● **TASK TO COMPLETE**:
Check every line of the data below for the string "JSON", and copy the ones that hold it.

● **THE RECORDS**:
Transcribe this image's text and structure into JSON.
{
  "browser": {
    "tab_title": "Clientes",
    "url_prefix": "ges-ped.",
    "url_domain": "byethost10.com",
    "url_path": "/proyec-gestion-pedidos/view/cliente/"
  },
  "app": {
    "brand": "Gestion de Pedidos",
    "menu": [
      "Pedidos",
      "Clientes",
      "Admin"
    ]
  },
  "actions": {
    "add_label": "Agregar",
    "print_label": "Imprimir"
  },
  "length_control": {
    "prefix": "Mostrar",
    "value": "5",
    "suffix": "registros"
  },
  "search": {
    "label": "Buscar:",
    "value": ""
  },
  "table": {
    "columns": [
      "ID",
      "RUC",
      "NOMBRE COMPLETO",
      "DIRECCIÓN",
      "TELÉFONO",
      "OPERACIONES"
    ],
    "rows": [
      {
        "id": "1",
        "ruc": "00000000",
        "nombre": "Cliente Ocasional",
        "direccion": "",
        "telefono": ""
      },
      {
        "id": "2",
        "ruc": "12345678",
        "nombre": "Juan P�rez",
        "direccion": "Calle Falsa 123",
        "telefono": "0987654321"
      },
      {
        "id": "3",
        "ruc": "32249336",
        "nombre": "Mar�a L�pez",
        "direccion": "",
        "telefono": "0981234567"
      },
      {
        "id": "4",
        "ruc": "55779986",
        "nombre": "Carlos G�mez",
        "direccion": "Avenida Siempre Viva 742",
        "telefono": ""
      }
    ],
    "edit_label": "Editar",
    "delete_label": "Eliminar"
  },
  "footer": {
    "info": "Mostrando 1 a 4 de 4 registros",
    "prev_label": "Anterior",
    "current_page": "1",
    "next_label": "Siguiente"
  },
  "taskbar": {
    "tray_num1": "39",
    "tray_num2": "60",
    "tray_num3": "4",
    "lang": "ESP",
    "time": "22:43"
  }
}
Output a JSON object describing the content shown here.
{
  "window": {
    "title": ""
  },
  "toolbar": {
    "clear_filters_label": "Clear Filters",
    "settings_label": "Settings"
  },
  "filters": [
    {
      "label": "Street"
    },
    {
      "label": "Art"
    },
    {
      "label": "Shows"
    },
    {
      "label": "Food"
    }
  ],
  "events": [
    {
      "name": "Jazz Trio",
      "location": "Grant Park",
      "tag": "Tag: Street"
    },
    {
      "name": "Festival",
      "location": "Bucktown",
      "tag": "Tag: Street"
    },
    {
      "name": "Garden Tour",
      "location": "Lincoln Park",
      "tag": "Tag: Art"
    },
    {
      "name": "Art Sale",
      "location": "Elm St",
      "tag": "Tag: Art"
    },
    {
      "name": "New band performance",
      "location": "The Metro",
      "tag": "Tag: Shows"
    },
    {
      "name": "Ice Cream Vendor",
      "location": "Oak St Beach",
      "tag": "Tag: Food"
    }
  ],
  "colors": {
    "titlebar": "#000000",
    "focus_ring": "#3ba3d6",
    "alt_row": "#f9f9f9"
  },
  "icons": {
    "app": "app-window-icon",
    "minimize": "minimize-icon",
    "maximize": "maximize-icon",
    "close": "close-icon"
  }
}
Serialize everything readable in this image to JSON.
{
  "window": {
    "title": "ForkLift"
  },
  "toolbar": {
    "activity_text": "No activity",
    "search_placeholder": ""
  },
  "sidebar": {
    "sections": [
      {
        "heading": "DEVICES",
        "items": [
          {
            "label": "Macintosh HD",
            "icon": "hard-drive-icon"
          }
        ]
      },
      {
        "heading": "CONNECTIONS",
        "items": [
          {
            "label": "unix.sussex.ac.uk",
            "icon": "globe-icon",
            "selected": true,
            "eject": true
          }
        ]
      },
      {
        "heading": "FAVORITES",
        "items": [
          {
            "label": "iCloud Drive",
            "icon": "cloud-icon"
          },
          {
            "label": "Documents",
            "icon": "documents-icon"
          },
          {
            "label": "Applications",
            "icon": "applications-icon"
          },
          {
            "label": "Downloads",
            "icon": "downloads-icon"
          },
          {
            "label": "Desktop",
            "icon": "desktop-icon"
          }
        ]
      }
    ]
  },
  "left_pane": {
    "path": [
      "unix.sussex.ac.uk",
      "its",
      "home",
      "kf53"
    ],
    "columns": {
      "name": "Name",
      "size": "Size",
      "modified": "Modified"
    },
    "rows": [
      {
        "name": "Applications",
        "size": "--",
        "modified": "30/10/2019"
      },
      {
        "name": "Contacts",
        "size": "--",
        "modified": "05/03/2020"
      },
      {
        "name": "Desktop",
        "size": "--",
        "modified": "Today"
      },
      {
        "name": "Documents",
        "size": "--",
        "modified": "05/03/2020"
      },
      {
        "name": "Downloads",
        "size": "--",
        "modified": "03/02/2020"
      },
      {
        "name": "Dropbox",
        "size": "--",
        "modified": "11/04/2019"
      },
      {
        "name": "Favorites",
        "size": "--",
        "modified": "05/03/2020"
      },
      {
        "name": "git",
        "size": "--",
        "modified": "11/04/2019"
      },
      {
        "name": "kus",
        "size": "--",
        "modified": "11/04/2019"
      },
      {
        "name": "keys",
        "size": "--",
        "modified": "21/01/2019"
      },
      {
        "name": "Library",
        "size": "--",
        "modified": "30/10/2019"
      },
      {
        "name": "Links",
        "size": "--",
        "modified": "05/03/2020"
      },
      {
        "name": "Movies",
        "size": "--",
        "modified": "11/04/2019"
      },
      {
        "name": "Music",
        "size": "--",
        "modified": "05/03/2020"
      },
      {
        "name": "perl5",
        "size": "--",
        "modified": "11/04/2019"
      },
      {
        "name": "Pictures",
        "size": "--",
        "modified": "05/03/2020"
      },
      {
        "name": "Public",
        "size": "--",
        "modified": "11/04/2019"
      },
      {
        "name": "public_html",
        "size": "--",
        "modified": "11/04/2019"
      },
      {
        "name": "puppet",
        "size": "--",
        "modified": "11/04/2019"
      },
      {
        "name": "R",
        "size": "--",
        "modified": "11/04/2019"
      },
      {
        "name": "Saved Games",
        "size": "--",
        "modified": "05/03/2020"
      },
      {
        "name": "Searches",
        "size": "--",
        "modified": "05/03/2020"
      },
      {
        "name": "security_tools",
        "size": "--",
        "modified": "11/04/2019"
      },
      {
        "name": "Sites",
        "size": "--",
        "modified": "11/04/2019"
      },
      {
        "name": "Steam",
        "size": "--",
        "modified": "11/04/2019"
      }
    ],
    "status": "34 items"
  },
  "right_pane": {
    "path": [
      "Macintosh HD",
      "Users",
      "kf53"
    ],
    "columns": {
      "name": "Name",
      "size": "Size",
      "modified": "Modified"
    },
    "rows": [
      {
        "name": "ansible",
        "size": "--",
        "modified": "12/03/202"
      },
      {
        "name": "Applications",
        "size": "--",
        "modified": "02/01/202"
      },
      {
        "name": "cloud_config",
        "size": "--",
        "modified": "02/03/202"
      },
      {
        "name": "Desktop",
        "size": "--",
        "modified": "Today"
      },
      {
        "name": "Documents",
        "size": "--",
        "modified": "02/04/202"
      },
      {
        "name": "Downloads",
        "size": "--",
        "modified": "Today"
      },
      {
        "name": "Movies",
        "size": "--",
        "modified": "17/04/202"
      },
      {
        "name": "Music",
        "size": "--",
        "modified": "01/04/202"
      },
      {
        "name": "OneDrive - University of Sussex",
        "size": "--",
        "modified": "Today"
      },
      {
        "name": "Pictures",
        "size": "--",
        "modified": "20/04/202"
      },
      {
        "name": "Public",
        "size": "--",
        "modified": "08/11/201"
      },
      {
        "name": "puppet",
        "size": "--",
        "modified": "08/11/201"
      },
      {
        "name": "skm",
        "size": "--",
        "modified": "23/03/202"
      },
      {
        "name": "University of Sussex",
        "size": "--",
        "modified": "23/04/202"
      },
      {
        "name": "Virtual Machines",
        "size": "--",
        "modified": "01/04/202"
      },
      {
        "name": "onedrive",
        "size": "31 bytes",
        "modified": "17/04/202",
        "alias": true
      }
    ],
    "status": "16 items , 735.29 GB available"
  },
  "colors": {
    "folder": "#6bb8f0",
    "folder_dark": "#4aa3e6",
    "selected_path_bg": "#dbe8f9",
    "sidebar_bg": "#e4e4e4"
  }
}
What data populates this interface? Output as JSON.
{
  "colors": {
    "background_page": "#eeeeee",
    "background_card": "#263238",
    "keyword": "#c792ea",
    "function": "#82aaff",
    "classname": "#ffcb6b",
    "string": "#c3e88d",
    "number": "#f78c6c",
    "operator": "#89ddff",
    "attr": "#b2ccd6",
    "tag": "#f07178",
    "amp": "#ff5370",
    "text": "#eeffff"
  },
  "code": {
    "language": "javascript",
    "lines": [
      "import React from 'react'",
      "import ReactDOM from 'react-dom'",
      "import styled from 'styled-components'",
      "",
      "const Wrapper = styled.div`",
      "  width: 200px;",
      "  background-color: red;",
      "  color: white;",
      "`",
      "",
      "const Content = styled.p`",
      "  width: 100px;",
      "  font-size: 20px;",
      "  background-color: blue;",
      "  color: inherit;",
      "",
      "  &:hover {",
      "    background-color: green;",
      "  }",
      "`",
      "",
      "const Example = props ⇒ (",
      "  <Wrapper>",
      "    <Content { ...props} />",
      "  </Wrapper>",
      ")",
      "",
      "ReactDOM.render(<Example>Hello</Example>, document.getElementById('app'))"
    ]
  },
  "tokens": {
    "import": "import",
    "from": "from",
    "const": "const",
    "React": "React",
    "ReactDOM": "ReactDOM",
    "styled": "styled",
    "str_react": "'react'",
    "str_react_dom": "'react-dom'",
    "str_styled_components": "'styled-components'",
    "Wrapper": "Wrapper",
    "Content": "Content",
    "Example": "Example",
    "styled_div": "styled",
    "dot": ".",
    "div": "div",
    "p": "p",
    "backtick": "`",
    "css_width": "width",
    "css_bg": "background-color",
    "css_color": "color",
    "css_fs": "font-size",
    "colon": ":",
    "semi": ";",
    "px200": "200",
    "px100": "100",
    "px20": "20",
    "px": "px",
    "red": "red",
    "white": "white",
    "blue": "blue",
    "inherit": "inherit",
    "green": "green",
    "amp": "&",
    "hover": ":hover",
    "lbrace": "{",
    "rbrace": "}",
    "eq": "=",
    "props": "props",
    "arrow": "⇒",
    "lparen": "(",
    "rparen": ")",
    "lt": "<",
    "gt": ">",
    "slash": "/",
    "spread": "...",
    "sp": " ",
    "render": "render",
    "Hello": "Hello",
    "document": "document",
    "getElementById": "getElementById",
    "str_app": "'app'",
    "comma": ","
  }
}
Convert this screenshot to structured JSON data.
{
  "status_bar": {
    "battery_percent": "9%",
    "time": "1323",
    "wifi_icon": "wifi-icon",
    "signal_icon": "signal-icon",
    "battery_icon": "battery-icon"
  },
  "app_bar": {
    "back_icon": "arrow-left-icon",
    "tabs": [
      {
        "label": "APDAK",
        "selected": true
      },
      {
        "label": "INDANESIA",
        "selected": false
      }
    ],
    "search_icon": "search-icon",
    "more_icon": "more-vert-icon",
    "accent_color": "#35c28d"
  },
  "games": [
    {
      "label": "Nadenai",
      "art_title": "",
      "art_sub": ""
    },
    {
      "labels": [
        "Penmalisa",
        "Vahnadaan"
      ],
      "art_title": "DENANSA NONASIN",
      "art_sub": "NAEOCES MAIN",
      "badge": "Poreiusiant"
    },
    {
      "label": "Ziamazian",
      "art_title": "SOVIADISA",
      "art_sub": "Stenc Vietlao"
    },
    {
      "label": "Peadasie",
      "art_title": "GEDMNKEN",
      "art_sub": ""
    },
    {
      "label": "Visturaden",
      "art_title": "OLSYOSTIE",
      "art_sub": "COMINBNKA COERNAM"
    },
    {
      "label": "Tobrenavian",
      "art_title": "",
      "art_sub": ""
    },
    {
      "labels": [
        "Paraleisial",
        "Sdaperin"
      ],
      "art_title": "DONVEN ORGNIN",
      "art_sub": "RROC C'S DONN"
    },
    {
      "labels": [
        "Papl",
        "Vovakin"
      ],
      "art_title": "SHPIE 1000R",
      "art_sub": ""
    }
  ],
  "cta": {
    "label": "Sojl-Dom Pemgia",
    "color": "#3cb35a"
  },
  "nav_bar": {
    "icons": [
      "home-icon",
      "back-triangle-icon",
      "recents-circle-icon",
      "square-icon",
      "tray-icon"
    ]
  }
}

● **OUTPUT BELOW**:
Transcribe this image's text and structure into JSON.
Output a JSON object describing the content shown here.
Serialize everything readable in this image to JSON.
What data populates this interface? Output as JSON.
Convert this screenshot to structured JSON data.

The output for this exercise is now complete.